–       Heliotropism: plants can control the angle of their leaves relative to the sun, control light absorption, and rate of photosynthesis. [This is different from phototropism, which is their ability to orientate themselves towards the light during growth].

–       Heliotropism is not exclusive of sunflowers. Alfalfa, cotton, soybean, bean and lupine also show that feature. The movements of the plant are caused by an organ, the pulvinus, situated at the base of the leaf. It contains motor cells that can change their inner volume by the action of turgot and thus allow the leaf to move.

–       It is not the sunflower head that moves following the sun, but the leaves!. And the perception of the light is a vector. This means that the leaves are able to sense if the light beams are normal to the lamina of the leaf or oblique to it. They show a 3-axis rotation that allows them to reposition so they remain perpendicular to sunrays at all times.

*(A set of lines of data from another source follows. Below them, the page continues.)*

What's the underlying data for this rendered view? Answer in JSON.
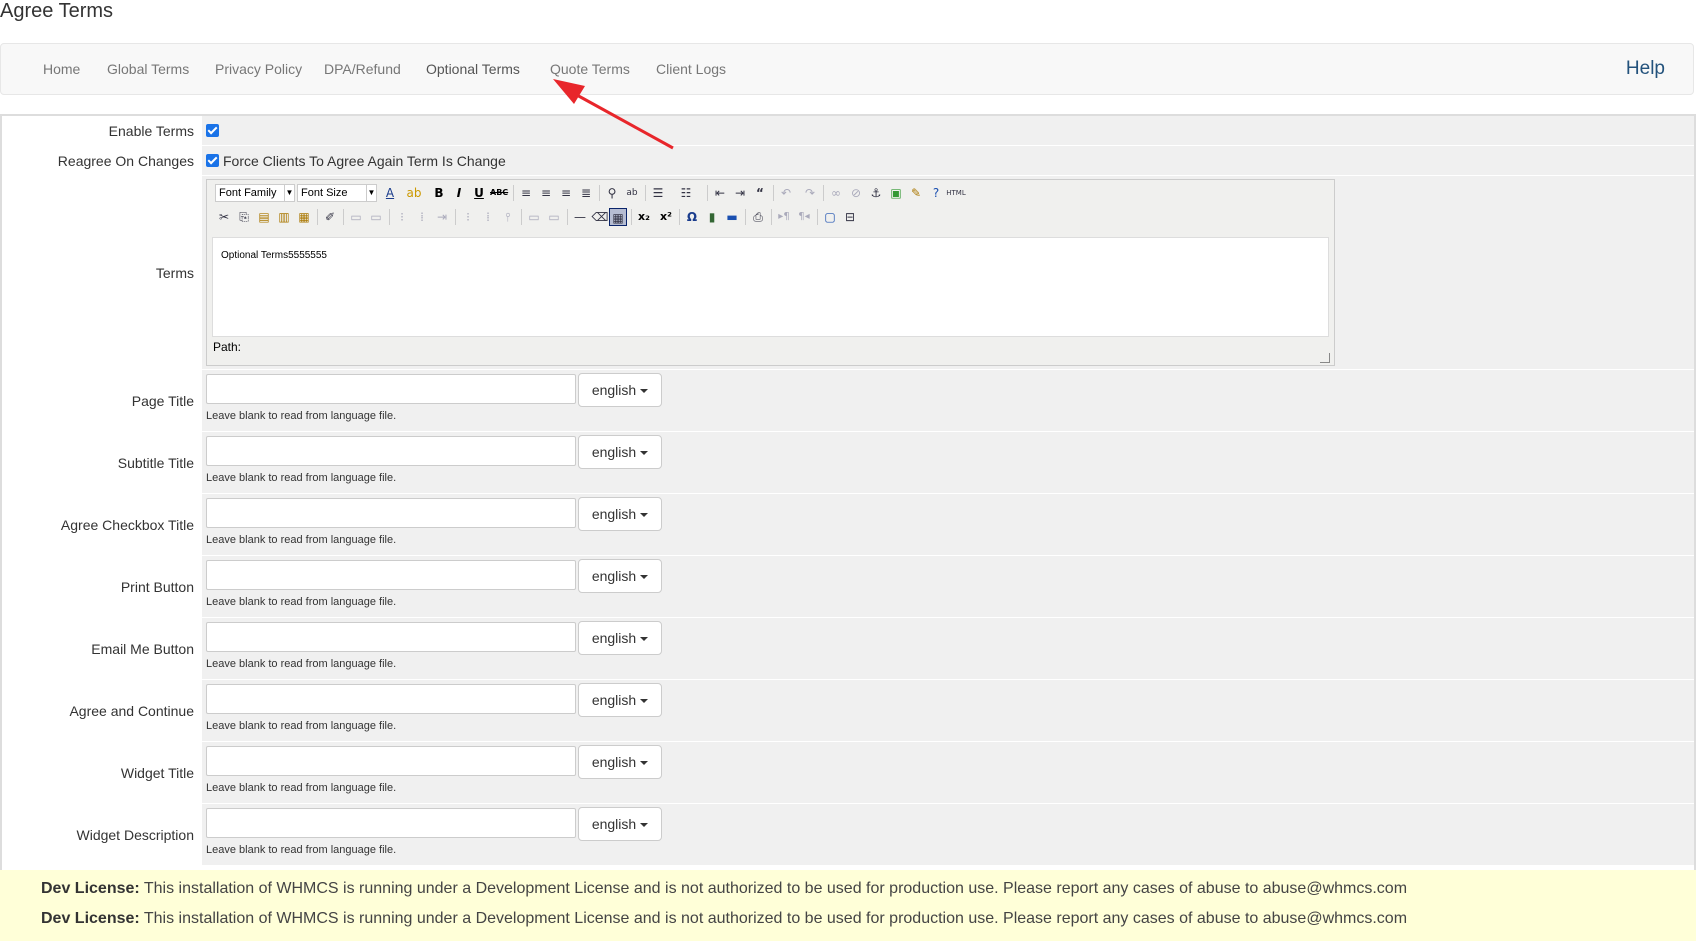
{
  "page": {
    "title": "Agree Terms"
  },
  "nav": {
    "tabs": [
      {
        "label": "Home"
      },
      {
        "label": "Global Terms"
      },
      {
        "label": "Privacy Policy"
      },
      {
        "label": "DPA/Refund"
      },
      {
        "label": "Optional Terms"
      },
      {
        "label": "Quote Terms"
      },
      {
        "label": "Client Logs"
      }
    ],
    "active_tab": "Optional Terms",
    "help_label": "Help"
  },
  "form": {
    "enable_terms": {
      "label": "Enable Terms",
      "checked": true
    },
    "reagree": {
      "label": "Reagree On Changes",
      "checked": true,
      "checkbox_label": "Force Clients To Agree Again Term Is Change"
    },
    "terms": {
      "label": "Terms",
      "font_family_placeholder": "Font Family",
      "font_size_placeholder": "Font Size",
      "content": "Optional Terms5555555",
      "path_label": "Path:"
    },
    "help_text": "Leave blank to read from language file.",
    "language_button": "english",
    "text_fields": [
      {
        "label": "Page Title",
        "value": ""
      },
      {
        "label": "Subtitle Title",
        "value": ""
      },
      {
        "label": "Agree Checkbox Title",
        "value": ""
      },
      {
        "label": "Print Button",
        "value": ""
      },
      {
        "label": "Email Me Button",
        "value": ""
      },
      {
        "label": "Agree and Continue",
        "value": ""
      },
      {
        "label": "Widget Title",
        "value": ""
      },
      {
        "label": "Widget Description",
        "value": ""
      }
    ]
  },
  "license": {
    "lines": [
      {
        "prefix": "Dev License:",
        "text": " This installation of WHMCS is running under a Development License and is not authorized to be used for production use. Please report any cases of abuse to abuse@whmcs.com"
      },
      {
        "prefix": "Dev License:",
        "text": " This installation of WHMCS is running under a Development License and is not authorized to be used for production use. Please report any cases of abuse to abuse@whmcs.com"
      }
    ]
  },
  "colors": {
    "accent": "#23527c",
    "checkbox": "#1a73e8",
    "annotation_arrow": "#e8262b",
    "license_bg": "#ffffd8"
  },
  "toolbar": {
    "row1_icons": [
      "font-color-icon",
      "highlight-color-icon",
      "bold-icon",
      "italic-icon",
      "underline-icon",
      "strikethrough-icon",
      "align-left-icon",
      "align-center-icon",
      "align-right-icon",
      "align-justify-icon",
      "find-icon",
      "replace-icon",
      "bullet-list-icon",
      "numbered-list-icon",
      "outdent-icon",
      "indent-icon",
      "blockquote-icon",
      "undo-icon",
      "redo-icon",
      "link-icon",
      "unlink-icon",
      "anchor-icon",
      "image-icon",
      "cleanup-icon",
      "help-icon",
      "html-icon"
    ],
    "row2_icons": [
      "cut-icon",
      "copy-icon",
      "paste-icon",
      "paste-text-icon",
      "paste-word-icon",
      "edit-icon",
      "table-icon",
      "table-props-icon",
      "row-props-icon",
      "insert-row-icon",
      "delete-row-icon",
      "col-icon",
      "split-icon",
      "merge-icon",
      "layer-icon",
      "layer-props-icon",
      "hr-icon",
      "eraser-icon",
      "visual-aid-icon",
      "subscript-icon",
      "superscript-icon",
      "charmap-icon",
      "media-icon",
      "advhr-icon",
      "print-icon",
      "ltr-icon",
      "rtl-icon",
      "fullscreen-icon",
      "pagebreak-icon"
    ]
  }
}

The design and construction of a prototype gave us great insight in order to assess what a sunflower could bring to the design of a solar tracker.

The 3-axis rotation and the perception of light as a vector were features incorporated into the design of our mechanical device.

The program adjusts the panel so that each photodiode receives the same amount of light.

To enable solar tracking ability, Nicolas used a quadrant photodiode with a two-fold purpose: 1) Obtain information about orientation of the light beam (whether this was parallel or not to the optical axis); and 2) to inform the system which direction the device should move to reinstall a parallel position.

You can watch the video here:  Sunflower-inspired solar tracker. The prototype follows a beam of light moving in an arc above it.

The system has proven effective at tracking light and reposition itself in order to stay always aligned with the light vector. This is certainly a great success in the biomimetics front!

Porous materials for turbine blades

In Info on 2010/04/19 at 7:42 pm

Smart materials or those with tailored functionalities are not necessarily artificial materials, manufactured ad-hoc, made out of composites and intricate micro-architectures. Sometimes, the simplest ones are those that work!.

A Norwegian company has begun installing a 1.5MW prototype tidal-energy plant featuring turbines constructed with wooden blades. The full article can be found here.

“Hydra Tidal extols the use of wood for this application because it is naturally porous and homogeneous material – so it has better mechanical and hydrological characteristics than current conventional materials, such as composites and steel.”

Wooden turbine blades for windmills have been used in the past, notably by Hugh Piggott, who runs DIY workshops and has a very well populated personal website.  The last project I’ve seen (by Robin Lovelace, Univ of Sheffield) generated a 500W vertical axis turbine. Not much, but you can probably boil your kettle for tea tonight with that!.